WHAT TO WORK ON – Where does the word "property" show up in the records? Copy every line that has it.

RECORDS FOR THE EXERCISE –
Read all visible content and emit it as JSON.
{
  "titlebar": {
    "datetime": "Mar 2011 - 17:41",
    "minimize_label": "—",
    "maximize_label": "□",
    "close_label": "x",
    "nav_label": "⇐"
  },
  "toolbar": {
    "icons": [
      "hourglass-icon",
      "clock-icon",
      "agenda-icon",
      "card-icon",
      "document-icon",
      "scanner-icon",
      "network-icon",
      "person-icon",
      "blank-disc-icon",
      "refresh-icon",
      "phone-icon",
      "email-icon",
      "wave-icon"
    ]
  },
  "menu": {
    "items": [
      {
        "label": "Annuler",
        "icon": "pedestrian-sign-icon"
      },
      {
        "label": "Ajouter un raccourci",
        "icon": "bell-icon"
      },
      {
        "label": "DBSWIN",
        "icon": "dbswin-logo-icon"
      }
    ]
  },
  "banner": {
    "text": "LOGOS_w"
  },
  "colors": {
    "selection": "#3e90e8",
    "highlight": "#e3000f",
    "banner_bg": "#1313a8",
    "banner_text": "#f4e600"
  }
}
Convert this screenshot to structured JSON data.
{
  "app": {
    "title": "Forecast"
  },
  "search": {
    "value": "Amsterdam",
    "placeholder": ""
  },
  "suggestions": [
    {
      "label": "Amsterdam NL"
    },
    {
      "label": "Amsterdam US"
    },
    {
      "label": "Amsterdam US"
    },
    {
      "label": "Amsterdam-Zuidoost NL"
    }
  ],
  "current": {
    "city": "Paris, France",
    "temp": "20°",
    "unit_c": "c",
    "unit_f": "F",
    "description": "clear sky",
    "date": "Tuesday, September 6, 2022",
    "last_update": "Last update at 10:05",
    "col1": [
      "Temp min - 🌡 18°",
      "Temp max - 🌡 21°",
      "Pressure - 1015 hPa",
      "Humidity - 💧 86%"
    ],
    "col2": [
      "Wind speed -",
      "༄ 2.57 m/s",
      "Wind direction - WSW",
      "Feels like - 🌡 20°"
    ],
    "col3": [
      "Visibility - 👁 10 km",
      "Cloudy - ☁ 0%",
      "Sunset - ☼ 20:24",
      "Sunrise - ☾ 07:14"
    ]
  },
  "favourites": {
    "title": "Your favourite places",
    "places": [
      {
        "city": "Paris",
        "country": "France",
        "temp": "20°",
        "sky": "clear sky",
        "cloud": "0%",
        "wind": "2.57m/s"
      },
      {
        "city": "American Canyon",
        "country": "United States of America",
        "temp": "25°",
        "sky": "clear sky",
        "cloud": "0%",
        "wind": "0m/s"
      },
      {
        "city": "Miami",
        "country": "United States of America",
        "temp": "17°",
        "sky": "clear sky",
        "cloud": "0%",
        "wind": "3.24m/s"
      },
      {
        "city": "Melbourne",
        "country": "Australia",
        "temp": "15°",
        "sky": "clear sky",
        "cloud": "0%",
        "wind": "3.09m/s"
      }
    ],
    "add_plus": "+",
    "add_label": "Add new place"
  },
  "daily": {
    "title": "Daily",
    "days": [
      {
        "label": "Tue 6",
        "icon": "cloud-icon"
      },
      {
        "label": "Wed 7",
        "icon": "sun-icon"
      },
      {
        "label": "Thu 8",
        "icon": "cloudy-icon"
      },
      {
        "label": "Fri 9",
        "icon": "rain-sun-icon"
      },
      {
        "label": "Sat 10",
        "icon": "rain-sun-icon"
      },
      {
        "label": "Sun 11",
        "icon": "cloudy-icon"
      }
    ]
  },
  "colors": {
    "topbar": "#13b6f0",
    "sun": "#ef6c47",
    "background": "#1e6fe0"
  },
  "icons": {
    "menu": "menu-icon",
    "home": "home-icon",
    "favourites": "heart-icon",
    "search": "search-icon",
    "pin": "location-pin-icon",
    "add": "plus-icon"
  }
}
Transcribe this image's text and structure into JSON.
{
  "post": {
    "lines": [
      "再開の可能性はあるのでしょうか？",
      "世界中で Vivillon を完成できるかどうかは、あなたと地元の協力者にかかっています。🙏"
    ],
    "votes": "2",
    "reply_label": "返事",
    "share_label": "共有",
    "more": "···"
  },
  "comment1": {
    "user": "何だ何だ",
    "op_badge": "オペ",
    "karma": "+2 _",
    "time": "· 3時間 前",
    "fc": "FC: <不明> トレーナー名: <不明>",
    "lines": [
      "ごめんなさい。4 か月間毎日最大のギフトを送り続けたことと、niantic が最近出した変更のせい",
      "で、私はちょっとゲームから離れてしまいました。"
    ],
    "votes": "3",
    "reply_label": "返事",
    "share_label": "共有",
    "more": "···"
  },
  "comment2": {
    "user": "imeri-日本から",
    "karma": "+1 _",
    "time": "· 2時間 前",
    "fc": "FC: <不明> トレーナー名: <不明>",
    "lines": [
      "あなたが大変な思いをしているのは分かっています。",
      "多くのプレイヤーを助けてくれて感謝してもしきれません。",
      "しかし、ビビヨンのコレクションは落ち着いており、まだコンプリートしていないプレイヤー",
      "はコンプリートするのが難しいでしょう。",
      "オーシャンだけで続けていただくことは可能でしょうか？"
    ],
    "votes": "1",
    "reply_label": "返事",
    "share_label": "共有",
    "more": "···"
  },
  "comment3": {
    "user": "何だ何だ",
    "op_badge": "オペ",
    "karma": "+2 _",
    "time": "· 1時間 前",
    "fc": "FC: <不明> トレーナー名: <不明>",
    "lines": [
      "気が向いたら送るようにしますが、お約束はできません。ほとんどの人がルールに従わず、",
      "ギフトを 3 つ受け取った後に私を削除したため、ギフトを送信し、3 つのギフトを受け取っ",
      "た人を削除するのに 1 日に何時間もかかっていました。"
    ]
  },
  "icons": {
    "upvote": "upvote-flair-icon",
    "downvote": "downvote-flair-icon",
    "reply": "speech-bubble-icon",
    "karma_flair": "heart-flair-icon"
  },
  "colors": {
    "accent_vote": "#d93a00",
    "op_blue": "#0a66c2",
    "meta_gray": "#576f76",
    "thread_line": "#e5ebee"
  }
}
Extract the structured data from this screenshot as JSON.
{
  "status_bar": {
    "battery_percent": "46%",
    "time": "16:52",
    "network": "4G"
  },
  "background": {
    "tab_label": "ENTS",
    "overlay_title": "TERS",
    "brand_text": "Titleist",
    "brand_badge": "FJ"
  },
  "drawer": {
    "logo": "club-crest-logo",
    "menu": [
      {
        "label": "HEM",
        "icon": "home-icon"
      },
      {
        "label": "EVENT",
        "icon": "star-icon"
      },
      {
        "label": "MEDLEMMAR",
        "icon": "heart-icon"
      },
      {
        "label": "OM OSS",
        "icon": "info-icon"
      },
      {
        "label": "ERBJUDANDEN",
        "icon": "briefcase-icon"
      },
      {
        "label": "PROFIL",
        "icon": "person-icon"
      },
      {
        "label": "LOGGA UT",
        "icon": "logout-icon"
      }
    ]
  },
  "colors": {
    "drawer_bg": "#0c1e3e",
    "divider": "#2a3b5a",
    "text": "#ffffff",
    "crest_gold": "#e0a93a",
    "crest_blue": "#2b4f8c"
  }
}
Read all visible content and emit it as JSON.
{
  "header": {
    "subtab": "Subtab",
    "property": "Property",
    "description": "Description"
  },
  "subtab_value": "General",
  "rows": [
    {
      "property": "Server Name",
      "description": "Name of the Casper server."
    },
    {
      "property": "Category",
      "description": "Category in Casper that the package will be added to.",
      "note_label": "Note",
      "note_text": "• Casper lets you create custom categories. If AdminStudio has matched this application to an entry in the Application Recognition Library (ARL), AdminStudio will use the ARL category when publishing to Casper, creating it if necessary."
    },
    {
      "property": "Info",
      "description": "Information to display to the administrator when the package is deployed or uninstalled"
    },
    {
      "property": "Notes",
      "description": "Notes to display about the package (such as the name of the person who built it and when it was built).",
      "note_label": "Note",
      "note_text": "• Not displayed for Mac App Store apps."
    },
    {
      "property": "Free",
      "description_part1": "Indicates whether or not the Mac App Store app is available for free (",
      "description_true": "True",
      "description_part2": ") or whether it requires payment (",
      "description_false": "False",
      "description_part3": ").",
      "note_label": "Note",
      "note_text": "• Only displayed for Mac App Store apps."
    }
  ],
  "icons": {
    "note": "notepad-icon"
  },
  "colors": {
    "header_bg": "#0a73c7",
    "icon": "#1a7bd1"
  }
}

TASK RESULT –
    "property": "Property",
      "property": "Server Name",
      "property": "Category",
      "property": "Info",
      "property": "Notes",
      "property": "Free",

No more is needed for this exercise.